**ASSIGNMENT**
Records follow. Copy every line with "shortcut".
*** Opening of INFORMATION SHOWN ***
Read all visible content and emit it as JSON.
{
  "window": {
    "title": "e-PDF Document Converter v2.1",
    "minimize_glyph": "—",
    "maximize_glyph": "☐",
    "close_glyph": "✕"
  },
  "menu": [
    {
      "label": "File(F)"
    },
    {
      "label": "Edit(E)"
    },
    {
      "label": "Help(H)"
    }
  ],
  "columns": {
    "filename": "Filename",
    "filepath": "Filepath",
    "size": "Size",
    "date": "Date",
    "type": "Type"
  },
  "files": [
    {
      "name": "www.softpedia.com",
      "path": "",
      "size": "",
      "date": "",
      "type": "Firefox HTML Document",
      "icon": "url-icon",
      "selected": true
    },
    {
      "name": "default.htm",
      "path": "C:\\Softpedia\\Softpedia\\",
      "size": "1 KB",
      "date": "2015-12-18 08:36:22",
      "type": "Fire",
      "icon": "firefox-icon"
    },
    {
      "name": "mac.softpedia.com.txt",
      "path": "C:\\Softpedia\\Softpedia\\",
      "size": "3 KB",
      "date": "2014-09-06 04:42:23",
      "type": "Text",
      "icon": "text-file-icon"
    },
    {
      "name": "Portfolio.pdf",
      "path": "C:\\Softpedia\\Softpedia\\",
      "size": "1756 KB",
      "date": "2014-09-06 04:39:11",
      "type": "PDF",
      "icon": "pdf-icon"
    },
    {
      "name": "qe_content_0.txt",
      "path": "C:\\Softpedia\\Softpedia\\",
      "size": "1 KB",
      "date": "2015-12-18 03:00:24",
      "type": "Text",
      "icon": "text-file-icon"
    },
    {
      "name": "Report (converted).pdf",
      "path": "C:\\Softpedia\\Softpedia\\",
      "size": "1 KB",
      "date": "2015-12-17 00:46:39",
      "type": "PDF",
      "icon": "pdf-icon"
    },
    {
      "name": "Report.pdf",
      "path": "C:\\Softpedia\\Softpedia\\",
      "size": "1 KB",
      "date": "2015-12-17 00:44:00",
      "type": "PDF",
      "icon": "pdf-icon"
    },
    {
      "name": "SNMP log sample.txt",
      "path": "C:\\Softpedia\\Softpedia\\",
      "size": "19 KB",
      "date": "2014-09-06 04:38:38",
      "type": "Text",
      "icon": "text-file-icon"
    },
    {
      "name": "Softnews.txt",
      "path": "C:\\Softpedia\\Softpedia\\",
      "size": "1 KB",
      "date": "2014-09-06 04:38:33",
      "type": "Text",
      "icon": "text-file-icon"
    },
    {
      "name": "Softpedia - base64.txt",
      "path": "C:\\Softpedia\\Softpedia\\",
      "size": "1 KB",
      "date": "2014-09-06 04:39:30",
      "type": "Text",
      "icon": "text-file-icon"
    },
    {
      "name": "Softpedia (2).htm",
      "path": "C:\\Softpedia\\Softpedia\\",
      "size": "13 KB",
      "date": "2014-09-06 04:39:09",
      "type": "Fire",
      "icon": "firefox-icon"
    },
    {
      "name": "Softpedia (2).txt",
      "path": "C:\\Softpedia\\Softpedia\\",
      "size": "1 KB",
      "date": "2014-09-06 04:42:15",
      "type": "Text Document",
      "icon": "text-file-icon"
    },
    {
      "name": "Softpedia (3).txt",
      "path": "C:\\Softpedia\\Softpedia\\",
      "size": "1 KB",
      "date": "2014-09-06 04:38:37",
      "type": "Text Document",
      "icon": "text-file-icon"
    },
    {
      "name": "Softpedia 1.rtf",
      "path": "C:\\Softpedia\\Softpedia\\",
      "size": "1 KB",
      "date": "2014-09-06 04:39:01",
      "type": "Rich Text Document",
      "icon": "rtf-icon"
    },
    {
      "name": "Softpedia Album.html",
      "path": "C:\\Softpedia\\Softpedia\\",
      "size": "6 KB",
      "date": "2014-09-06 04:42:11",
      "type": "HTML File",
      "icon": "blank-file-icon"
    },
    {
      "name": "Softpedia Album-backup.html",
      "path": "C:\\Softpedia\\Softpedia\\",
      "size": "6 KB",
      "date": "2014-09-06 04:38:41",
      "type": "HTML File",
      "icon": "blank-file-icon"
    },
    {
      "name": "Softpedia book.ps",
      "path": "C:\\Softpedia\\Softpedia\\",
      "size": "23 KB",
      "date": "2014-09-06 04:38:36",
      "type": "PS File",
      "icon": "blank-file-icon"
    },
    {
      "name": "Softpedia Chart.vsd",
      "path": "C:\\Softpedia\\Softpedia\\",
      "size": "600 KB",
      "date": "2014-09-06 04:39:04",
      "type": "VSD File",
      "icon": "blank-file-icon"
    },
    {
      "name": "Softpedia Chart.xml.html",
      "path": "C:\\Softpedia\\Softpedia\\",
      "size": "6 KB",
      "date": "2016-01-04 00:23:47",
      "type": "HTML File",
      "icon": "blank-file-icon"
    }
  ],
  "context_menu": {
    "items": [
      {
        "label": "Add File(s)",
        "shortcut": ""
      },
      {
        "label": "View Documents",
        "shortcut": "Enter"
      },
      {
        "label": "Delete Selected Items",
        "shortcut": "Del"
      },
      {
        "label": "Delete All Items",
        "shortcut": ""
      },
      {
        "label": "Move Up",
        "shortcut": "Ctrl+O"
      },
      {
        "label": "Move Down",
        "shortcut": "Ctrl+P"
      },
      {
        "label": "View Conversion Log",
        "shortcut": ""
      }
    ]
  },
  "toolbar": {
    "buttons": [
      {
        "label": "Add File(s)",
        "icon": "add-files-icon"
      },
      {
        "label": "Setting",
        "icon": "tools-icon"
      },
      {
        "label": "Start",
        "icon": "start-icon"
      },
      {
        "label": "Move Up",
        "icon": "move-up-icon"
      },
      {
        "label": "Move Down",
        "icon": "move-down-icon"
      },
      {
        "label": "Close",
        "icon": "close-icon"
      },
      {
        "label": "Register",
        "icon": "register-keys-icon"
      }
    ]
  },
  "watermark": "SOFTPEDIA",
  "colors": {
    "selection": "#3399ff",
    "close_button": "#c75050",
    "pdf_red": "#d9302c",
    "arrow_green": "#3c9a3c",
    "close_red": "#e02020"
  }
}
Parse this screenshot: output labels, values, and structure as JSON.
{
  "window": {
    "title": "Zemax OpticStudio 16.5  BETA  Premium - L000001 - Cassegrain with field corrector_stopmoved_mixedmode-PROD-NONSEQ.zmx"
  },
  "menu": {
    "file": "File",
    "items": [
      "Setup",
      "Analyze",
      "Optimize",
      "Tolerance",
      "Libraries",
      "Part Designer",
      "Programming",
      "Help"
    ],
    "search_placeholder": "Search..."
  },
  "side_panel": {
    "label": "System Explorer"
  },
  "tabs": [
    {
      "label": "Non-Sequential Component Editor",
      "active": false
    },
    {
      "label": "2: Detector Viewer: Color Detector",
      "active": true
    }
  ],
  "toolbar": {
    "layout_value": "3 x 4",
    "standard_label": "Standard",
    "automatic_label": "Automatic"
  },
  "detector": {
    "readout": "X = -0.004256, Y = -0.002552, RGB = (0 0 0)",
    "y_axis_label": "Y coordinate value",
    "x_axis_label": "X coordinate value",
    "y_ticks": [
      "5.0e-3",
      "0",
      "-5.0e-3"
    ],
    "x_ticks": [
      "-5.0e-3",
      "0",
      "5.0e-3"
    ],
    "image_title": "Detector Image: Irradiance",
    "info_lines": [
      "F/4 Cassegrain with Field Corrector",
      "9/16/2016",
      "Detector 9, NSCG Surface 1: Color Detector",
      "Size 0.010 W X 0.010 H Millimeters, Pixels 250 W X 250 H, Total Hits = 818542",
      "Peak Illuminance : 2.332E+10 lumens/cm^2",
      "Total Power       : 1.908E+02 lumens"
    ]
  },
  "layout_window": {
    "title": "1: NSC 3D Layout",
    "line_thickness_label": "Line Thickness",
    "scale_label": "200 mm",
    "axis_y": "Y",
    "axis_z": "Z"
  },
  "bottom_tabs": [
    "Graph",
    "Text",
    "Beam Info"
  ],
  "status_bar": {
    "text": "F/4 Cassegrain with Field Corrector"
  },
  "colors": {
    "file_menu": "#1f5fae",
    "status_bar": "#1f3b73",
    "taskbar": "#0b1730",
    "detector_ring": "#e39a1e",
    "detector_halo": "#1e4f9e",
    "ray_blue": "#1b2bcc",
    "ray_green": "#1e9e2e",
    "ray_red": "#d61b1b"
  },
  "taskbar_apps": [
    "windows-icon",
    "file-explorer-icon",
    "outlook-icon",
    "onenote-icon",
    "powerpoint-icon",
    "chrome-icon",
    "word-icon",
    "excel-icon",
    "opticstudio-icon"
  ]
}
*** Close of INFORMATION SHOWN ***
**RESPONSE TO THE TASK**
        "shortcut": ""
        "shortcut": "Enter"
        "shortcut": "Del"
        "shortcut": ""
        "shortcut": "Ctrl+O"
        "shortcut": "Ctrl+P"
        "shortcut": ""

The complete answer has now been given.